• **ACTION ITEM**
Within the records below, repeat each line exactly but keep every picture out of the copy.

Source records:
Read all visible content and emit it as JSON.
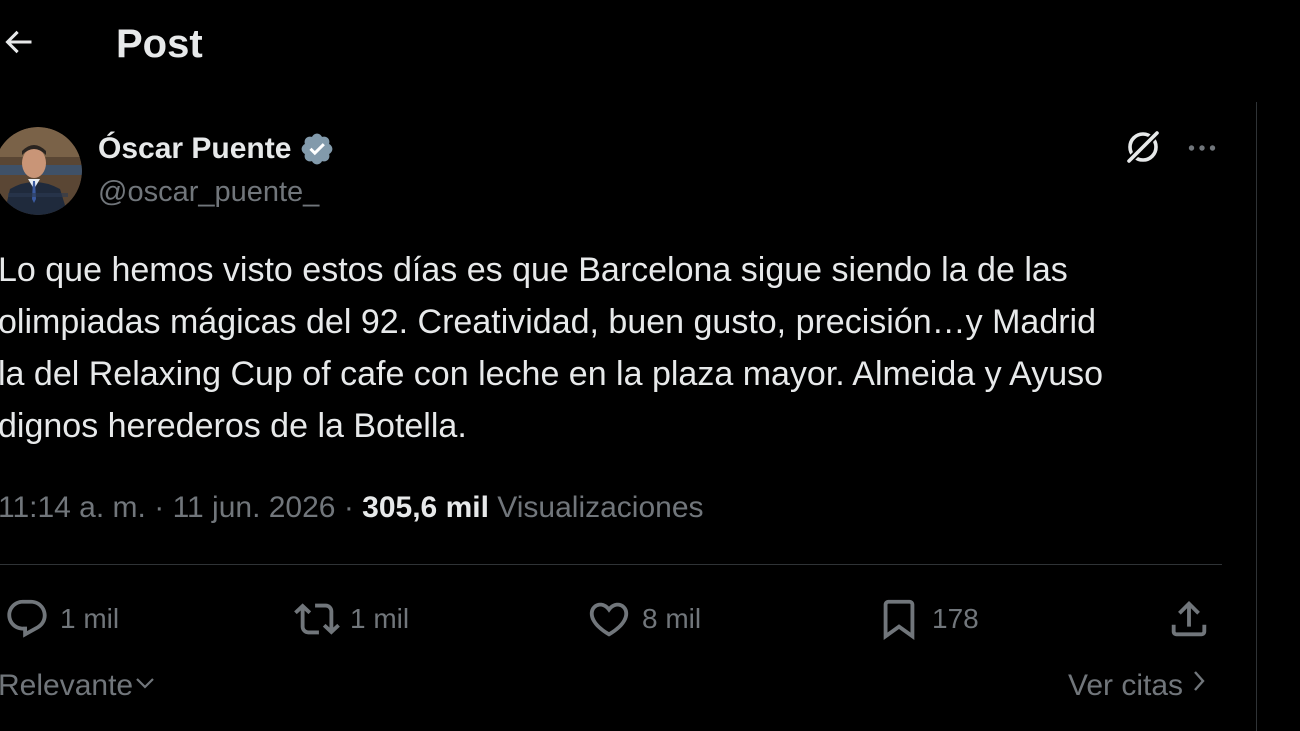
{
  "header": {
    "title": "Post"
  },
  "author": {
    "name": "Óscar Puente",
    "handle": "@oscar_puente_",
    "verified": true
  },
  "tweet": {
    "text": "Lo que hemos visto estos días es que Barcelona sigue siendo la de las\nolimpiadas mágicas del 92. Creatividad, buen gusto, precisión…y Madrid\nla del Relaxing Cup of cafe con leche en la plaza mayor. Almeida y Ayuso\ndignos herederos de la Botella."
  },
  "meta": {
    "time": "11:14 a. m.",
    "separator": "·",
    "date": "11 jun. 2026",
    "views_count": "305,6 mil",
    "views_label": "Visualizaciones"
  },
  "actions": {
    "replies": "1 mil",
    "reposts": "1 mil",
    "likes": "8 mil",
    "bookmarks": "178"
  },
  "footer": {
    "sort_label": "Relevante",
    "quotes_label": "Ver citas"
  },
  "colors": {
    "background": "#000000",
    "text_primary": "#e7e9ea",
    "text_secondary": "#71767b",
    "divider": "#2f3336",
    "verified": "#829aab"
  },
  "icons": {
    "back": "arrow-left-icon",
    "verified": "verified-badge-icon",
    "grok": "grok-icon",
    "more": "more-horizontal-icon",
    "reply": "reply-icon",
    "repost": "repost-icon",
    "like": "heart-icon",
    "bookmark": "bookmark-icon",
    "share": "share-icon",
    "sort": "chevron-down-icon",
    "quotes": "chevron-right-icon"
  }
}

• **SOLUTION**
Read all visible content and emit it as JSON.
{
  "header": {
    "title": "Post"
  },
  "author": {
    "name": "Óscar Puente",
    "handle": "@oscar_puente_",
    "verified": true
  },
  "tweet": {
    "text": "Lo que hemos visto estos días es que Barcelona sigue siendo la de las\nolimpiadas mágicas del 92. Creatividad, buen gusto, precisión…y Madrid\nla del Relaxing Cup of cafe con leche en la plaza mayor. Almeida y Ayuso\ndignos herederos de la Botella."
  },
  "meta": {
    "time": "11:14 a. m.",
    "separator": "·",
    "date": "11 jun. 2026",
    "views_count": "305,6 mil",
    "views_label": "Visualizaciones"
  },
  "actions": {
    "replies": "1 mil",
    "reposts": "1 mil",
    "likes": "8 mil",
    "bookmarks": "178"
  },
  "footer": {
    "sort_label": "Relevante",
    "quotes_label": "Ver citas"
  },
  "colors": {
    "background": "#000000",
    "text_primary": "#e7e9ea",
    "text_secondary": "#71767b",
    "divider": "#2f3336",
    "verified": "#829aab"
  },
  "icons": {
    "back": "arrow-left-icon",
    "verified": "verified-badge-icon",
    "grok": "grok-icon",
    "more": "more-horizontal-icon",
    "reply": "reply-icon",
    "repost": "repost-icon",
    "like": "heart-icon",
    "bookmark": "bookmark-icon",
    "share": "share-icon",
    "sort": "chevron-down-icon",
    "quotes": "chevron-right-icon"
  }
}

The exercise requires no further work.